(Items from an interface collection)
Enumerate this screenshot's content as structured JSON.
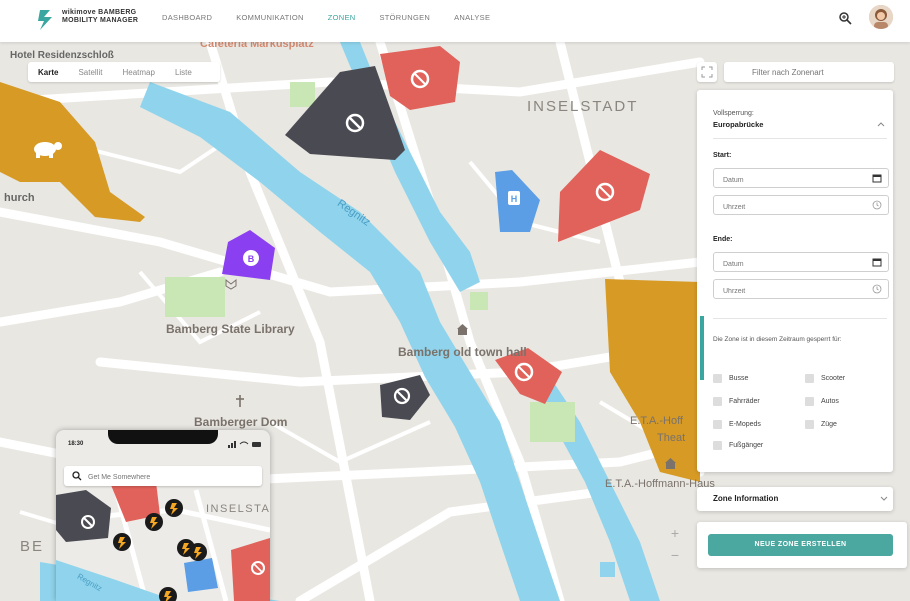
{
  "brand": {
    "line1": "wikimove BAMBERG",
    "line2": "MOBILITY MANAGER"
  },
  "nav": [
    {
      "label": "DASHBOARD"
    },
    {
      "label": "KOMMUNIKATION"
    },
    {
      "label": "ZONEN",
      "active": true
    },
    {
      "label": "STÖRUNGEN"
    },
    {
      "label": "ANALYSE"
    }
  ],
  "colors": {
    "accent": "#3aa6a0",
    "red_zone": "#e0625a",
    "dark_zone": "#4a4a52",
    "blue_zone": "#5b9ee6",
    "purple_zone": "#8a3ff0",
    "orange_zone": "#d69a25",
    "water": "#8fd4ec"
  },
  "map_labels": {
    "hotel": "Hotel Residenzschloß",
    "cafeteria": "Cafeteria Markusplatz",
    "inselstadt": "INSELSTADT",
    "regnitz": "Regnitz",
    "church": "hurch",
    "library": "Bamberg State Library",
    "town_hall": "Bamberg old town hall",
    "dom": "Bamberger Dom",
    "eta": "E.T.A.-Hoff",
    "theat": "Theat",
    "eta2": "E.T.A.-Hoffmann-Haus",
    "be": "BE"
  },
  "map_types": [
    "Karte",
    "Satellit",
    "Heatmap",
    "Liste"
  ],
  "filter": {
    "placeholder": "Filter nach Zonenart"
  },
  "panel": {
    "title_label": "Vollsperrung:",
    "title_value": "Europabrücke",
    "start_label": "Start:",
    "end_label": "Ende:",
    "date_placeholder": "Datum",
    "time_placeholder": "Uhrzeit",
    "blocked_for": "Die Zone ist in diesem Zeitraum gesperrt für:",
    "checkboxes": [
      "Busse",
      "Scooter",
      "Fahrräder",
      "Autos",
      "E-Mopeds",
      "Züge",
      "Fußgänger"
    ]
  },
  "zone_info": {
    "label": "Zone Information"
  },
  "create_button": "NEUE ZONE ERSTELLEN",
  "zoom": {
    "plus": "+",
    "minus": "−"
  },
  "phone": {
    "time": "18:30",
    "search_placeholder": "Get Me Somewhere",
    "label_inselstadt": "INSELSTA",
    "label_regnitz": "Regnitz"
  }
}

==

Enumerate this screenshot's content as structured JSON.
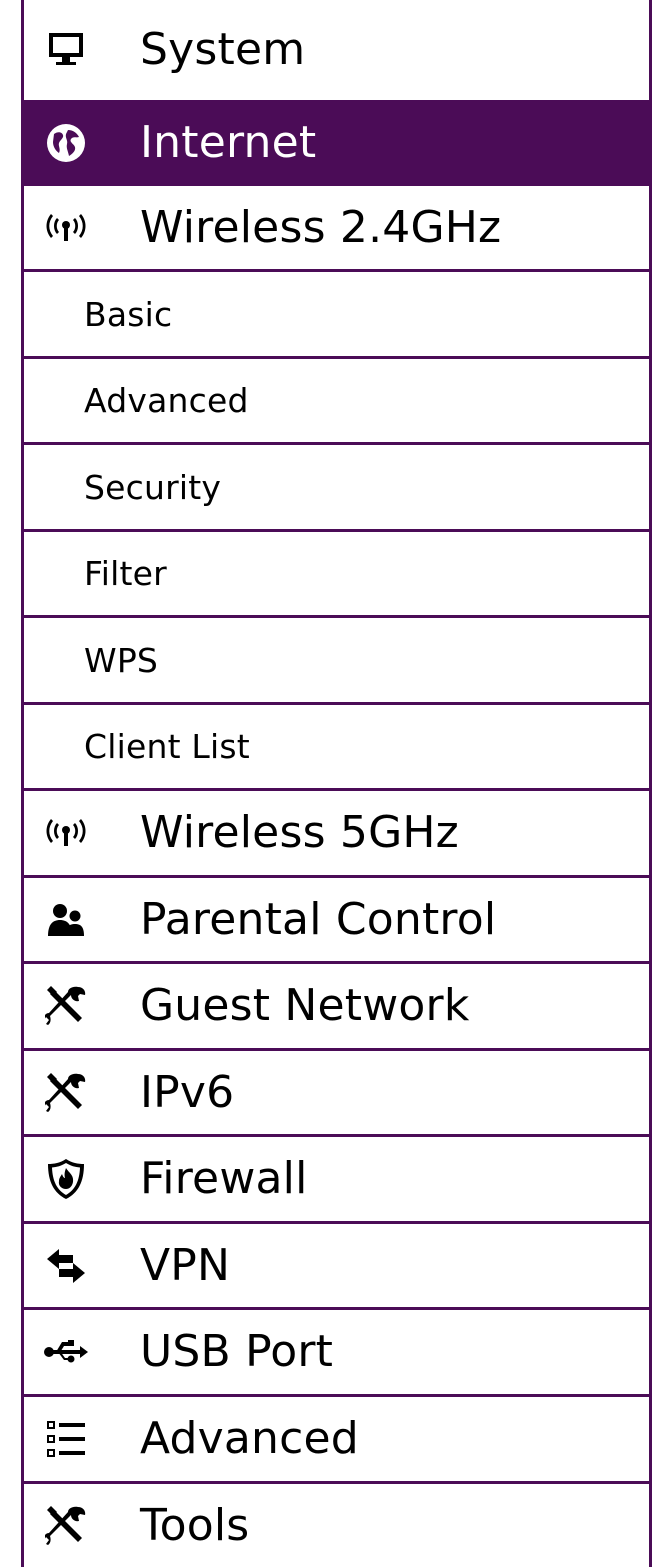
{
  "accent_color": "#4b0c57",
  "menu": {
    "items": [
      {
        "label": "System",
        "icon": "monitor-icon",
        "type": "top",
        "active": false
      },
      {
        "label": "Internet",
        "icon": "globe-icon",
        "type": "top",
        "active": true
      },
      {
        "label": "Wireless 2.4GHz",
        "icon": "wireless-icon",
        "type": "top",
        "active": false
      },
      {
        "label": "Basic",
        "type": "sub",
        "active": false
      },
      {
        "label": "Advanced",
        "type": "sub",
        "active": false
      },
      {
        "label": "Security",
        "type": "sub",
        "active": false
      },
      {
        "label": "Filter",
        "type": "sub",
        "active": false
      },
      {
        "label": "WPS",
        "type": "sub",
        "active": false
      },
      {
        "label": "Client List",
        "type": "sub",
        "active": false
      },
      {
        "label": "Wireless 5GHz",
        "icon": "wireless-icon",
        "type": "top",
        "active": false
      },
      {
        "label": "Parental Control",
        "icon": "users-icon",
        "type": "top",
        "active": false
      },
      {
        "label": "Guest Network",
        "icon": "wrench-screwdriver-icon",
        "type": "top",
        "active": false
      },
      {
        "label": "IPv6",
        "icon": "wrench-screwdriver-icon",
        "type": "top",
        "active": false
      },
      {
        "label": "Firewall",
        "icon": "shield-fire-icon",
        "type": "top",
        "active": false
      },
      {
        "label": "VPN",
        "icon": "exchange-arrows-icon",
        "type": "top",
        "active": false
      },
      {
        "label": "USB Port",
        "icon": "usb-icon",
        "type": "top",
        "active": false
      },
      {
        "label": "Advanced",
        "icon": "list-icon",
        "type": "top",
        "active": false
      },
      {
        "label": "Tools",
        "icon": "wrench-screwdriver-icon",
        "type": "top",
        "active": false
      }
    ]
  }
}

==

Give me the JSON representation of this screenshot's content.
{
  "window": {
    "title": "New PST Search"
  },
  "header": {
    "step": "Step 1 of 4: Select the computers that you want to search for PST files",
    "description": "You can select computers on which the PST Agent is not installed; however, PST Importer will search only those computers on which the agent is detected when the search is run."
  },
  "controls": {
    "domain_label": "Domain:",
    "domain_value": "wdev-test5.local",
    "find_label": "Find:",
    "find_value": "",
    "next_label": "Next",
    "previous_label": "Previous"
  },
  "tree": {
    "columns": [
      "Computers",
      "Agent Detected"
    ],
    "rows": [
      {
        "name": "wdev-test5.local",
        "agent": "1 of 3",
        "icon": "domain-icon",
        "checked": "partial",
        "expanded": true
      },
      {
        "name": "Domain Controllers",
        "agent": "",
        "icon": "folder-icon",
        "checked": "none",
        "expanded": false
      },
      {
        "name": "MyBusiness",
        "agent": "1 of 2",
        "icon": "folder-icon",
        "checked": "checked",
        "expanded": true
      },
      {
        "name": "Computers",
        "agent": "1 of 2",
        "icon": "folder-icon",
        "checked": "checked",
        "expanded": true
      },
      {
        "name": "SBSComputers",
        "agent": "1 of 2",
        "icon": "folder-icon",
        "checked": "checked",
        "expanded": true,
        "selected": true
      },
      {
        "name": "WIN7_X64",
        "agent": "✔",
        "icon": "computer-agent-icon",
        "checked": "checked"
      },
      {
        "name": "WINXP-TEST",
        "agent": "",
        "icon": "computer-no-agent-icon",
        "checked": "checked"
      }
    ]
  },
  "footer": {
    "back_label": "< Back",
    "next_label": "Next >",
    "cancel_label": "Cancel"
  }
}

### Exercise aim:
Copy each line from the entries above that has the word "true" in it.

### Your solution:
      "active": true
        "active": true
        "expanded": true
        "expanded": true
        "expanded": true
        "expanded": true,
        "selected": true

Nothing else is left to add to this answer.